NZES submission on the proposed changes to the Resource Management Act
Read the NZES submission on the proposed changes to the RMA (31 March 2013). There is no public hearing on the proposed changes to the RMA.
NZES Strategic Plan
Council recently completed Five Year Strategic Plan for the New Zealand Ecological Society. Council identified three key areas of activity required to meet the Society’s core objectives: Membership benefits, engagement and communication, and governance. The plan identifies specific actions within the three key areas of activity that are required to ensure the NZES is operating in a manner consistent with its purpose and meeting its objectives. The strategy will provide a road map for the next five years that can be passed from the present NZES Council to future councils. The document can also serve as a work plan to help keep progress on track and justify expenditure that it is clearly in line with the strategic direction and/or has been planned for.
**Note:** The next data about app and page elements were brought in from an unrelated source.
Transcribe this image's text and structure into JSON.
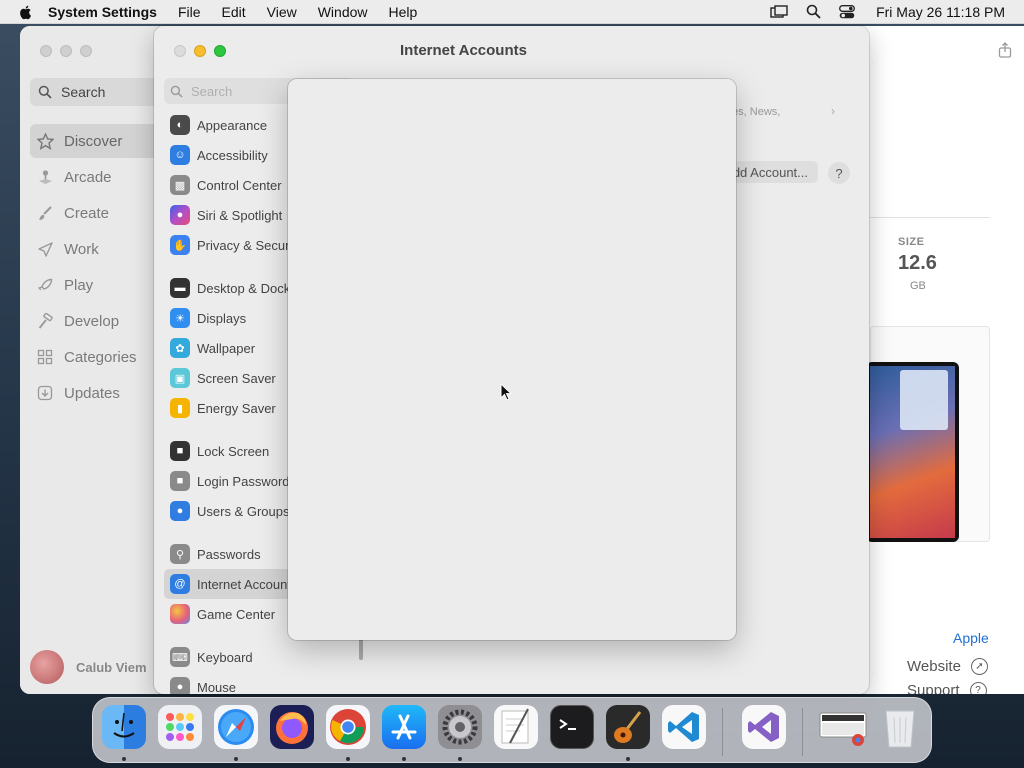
{
  "menubar": {
    "app_name": "System Settings",
    "menus": [
      "File",
      "Edit",
      "View",
      "Window",
      "Help"
    ],
    "clock": "Fri May 26  11:18 PM"
  },
  "appstore": {
    "search_label": "Search",
    "nav": [
      {
        "label": "Discover",
        "icon": "star-icon"
      },
      {
        "label": "Arcade",
        "icon": "joystick-icon"
      },
      {
        "label": "Create",
        "icon": "brush-icon"
      },
      {
        "label": "Work",
        "icon": "paperplane-icon"
      },
      {
        "label": "Play",
        "icon": "rocket-icon"
      },
      {
        "label": "Develop",
        "icon": "hammer-icon"
      },
      {
        "label": "Categories",
        "icon": "grid-icon"
      },
      {
        "label": "Updates",
        "icon": "download-icon"
      }
    ],
    "user_name": "Calub Viem",
    "size_label": "SIZE",
    "size_value": "12.6",
    "size_unit": "GB",
    "developer": "Apple",
    "website": "Website",
    "support": "Support"
  },
  "settings": {
    "title": "Internet Accounts",
    "search_placeholder": "Search",
    "group1": [
      {
        "label": "Appearance",
        "color": "#4a4a4a"
      },
      {
        "label": "Accessibility",
        "color": "#2e7de0"
      },
      {
        "label": "Control Center",
        "color": "#8a8a8a"
      },
      {
        "label": "Siri & Spotlight",
        "color": "#b24fc7"
      },
      {
        "label": "Privacy & Security",
        "color": "#3b82f0"
      }
    ],
    "group2": [
      {
        "label": "Desktop & Dock",
        "color": "#333333"
      },
      {
        "label": "Displays",
        "color": "#2f8ef0"
      },
      {
        "label": "Wallpaper",
        "color": "#34aadc"
      },
      {
        "label": "Screen Saver",
        "color": "#5ac8d8"
      },
      {
        "label": "Energy Saver",
        "color": "#f5b400"
      }
    ],
    "group3": [
      {
        "label": "Lock Screen",
        "color": "#333333"
      },
      {
        "label": "Login Password",
        "color": "#8a8a8a"
      },
      {
        "label": "Users & Groups",
        "color": "#2f7de0"
      }
    ],
    "group4": [
      {
        "label": "Passwords",
        "color": "#8a8a8a"
      },
      {
        "label": "Internet Accounts",
        "color": "#2f7de0"
      },
      {
        "label": "Game Center",
        "color": "#e8607a"
      }
    ],
    "group5": [
      {
        "label": "Keyboard",
        "color": "#8a8a8a"
      },
      {
        "label": "Mouse",
        "color": "#8a8a8a"
      }
    ],
    "content_hint": "tes, News,",
    "add_account": "dd Account...",
    "help": "?"
  },
  "dock": {
    "apps": [
      "Finder",
      "Launchpad",
      "Safari",
      "Firefox",
      "Chrome",
      "App Store",
      "System Settings",
      "TextEdit",
      "Terminal",
      "GarageBand",
      "Visual Studio Code",
      "Visual Studio",
      "Chrome Apps",
      "Trash"
    ]
  }
}
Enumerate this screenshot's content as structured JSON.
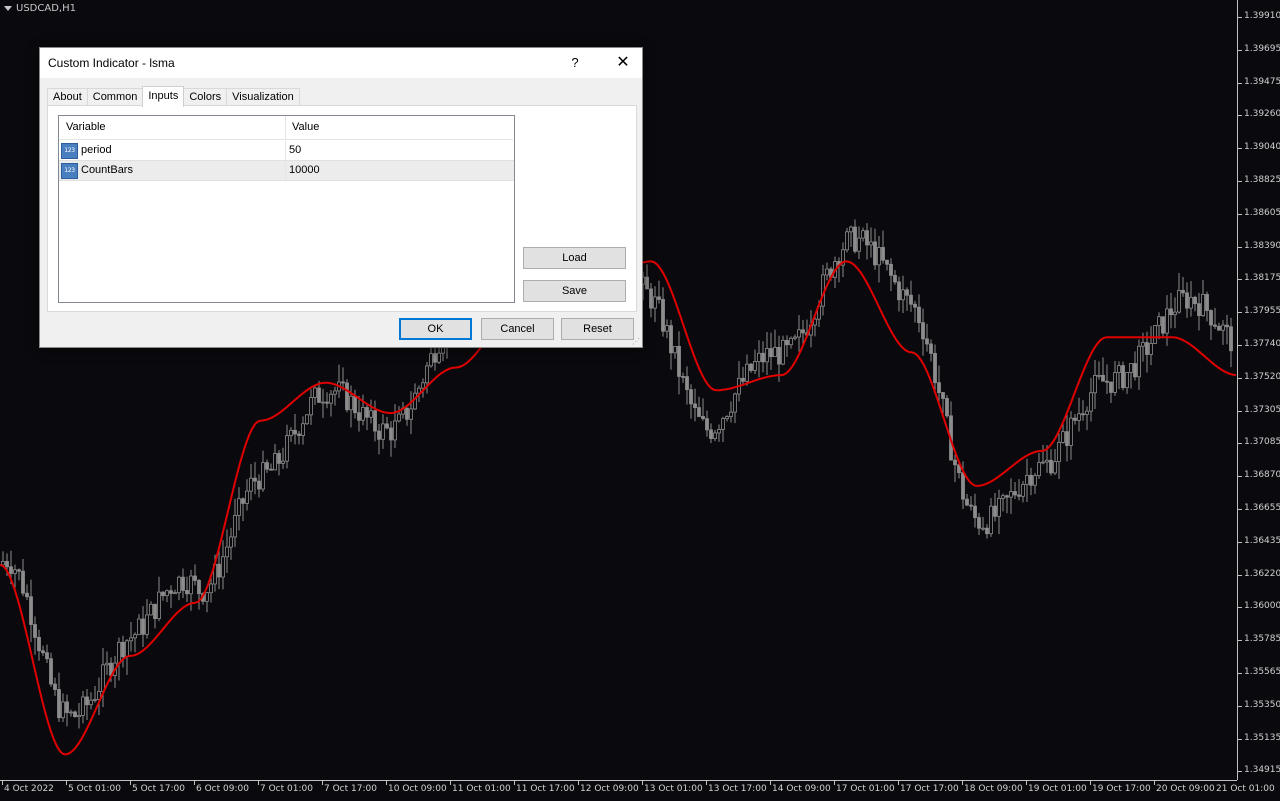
{
  "chart": {
    "symbol": "USDCAD,H1",
    "price_axis": [
      "1.39910",
      "1.39695",
      "1.39475",
      "1.39260",
      "1.39040",
      "1.38825",
      "1.38605",
      "1.38390",
      "1.38175",
      "1.37955",
      "1.37740",
      "1.37520",
      "1.37305",
      "1.37085",
      "1.36870",
      "1.36655",
      "1.36435",
      "1.36220",
      "1.36000",
      "1.35785",
      "1.35565",
      "1.35350",
      "1.35135",
      "1.34915"
    ],
    "time_axis": [
      "4 Oct 2022",
      "5 Oct 01:00",
      "5 Oct 17:00",
      "6 Oct 09:00",
      "7 Oct 01:00",
      "7 Oct 17:00",
      "10 Oct 09:00",
      "11 Oct 01:00",
      "11 Oct 17:00",
      "12 Oct 09:00",
      "13 Oct 01:00",
      "13 Oct 17:00",
      "14 Oct 09:00",
      "17 Oct 01:00",
      "17 Oct 17:00",
      "18 Oct 09:00",
      "19 Oct 01:00",
      "19 Oct 17:00",
      "20 Oct 09:00",
      "21 Oct 01:00"
    ],
    "colors": {
      "background": "#0a0a0e",
      "candles": "#8c8c8c",
      "indicator": "#e00000",
      "axis": "#c0c0c0"
    }
  },
  "chart_data": {
    "type": "line",
    "title": "USDCAD,H1",
    "ylim": [
      1.34915,
      1.3991
    ],
    "series": [
      {
        "name": "lsma",
        "x": [
          "4 Oct 2022",
          "5 Oct 01:00",
          "5 Oct 17:00",
          "6 Oct 09:00",
          "7 Oct 01:00",
          "7 Oct 17:00",
          "10 Oct 09:00",
          "11 Oct 01:00",
          "11 Oct 17:00",
          "12 Oct 09:00",
          "13 Oct 01:00",
          "13 Oct 17:00",
          "14 Oct 09:00",
          "17 Oct 01:00",
          "17 Oct 17:00",
          "18 Oct 09:00",
          "19 Oct 01:00",
          "19 Oct 17:00",
          "20 Oct 09:00",
          "21 Oct 01:00"
        ],
        "values": [
          1.363,
          1.3505,
          1.357,
          1.3605,
          1.3725,
          1.375,
          1.373,
          1.376,
          1.38,
          1.3812,
          1.383,
          1.3745,
          1.3755,
          1.383,
          1.377,
          1.3682,
          1.3705,
          1.378,
          1.378,
          1.3755
        ]
      }
    ]
  },
  "dialog": {
    "title": "Custom Indicator - lsma",
    "help": "?",
    "close": "✕",
    "tabs": [
      "About",
      "Common",
      "Inputs",
      "Colors",
      "Visualization"
    ],
    "active_tab": "Inputs",
    "table": {
      "headers": {
        "variable": "Variable",
        "value": "Value"
      },
      "rows": [
        {
          "icon": "123",
          "name": "period",
          "value": "50"
        },
        {
          "icon": "123",
          "name": "CountBars",
          "value": "10000"
        }
      ]
    },
    "buttons": {
      "load": "Load",
      "save": "Save",
      "ok": "OK",
      "cancel": "Cancel",
      "reset": "Reset"
    }
  }
}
It is a living document and will be updated as required. The strategic plan will operate in conjunction with the NZES Science Communication Strategy 2007-2017.
NZES Science Communication Strategy
"Communicating the results of scientific research by NZES members and their peers is essential to ensure the application of [that] ecological knowledge". Read our Science Communications Strategy 2007-2017 online now to see how we as ecologists, can contribute towards communicating, promoting and raising awareness of ecological research, values and understanding.
Lincoln NZES conference 2012
The last NZES annual conference held in Lincoln during the last week in November 2012 was a huge success. For more information visit the conference webpage: http://www.nzes.org.nz/events/conference-2012
“Politicians and lobbyists wrong to question national biodiversity crisis” says NZ Ecological Society
The NZ Ecological Society at its annual conference at Lincoln University this week confirmed Dr Mike Joy’s assessment of the state of New Zealand’s environment.
While the landscape may look green, the state of New Zealand’s environment is in anything but a good state. And the countries indigenous biodiversity is in a critical state. Practically all indicators show that New Zealand’s environment is in a steady state of decline as a result of human modification, the impact of invasive species and environmental change such as climate change. The condition of the majority of New Zealand’s waterways has deteriorated, the number of threatened native species continues to rise and the ecological condition of a large proportion of New Zealand’s forests, dunes and wetlands is known to be deteriorating.
“Politicians are entitled to their opinion but the evidence is compelling about the state of New Zealand’s environment” says Mel Galbraith, NZES President. “New Zealand’s ecological scientists provide the research to describe and explain what is occurring in New Zealand’s ecosystems and waterways” he says.
What they have discovered, and presented at this weeks national ecological conference at Lincoln University, highlights major problems ahead for the New Zealand environment especially indigenous ecosystems.
“We know that most New Zealanders regard their environment as a precious resource. We also know that “Mum and Dad investors” and many farmers want their natural environment to be protected because our economy is so intrinsically linked to the environment,” says Galbraith.
“It is sad that the government is choosing to attack individuals, such as Dr Mike Joy, rather than listening to what is being said about the ecological problems facing New Zealand and providing sufficient resources to remedy the situation.” Maintaining a robust state of the environment reporting methodology will go some way to ensuring accurate information is available about changes in the NZ environment.
The NZ Ecological Society is the country’s largest non-governmental organisation devoted to ecological research in New Zealand and is holding it s national conference this week in Lincoln.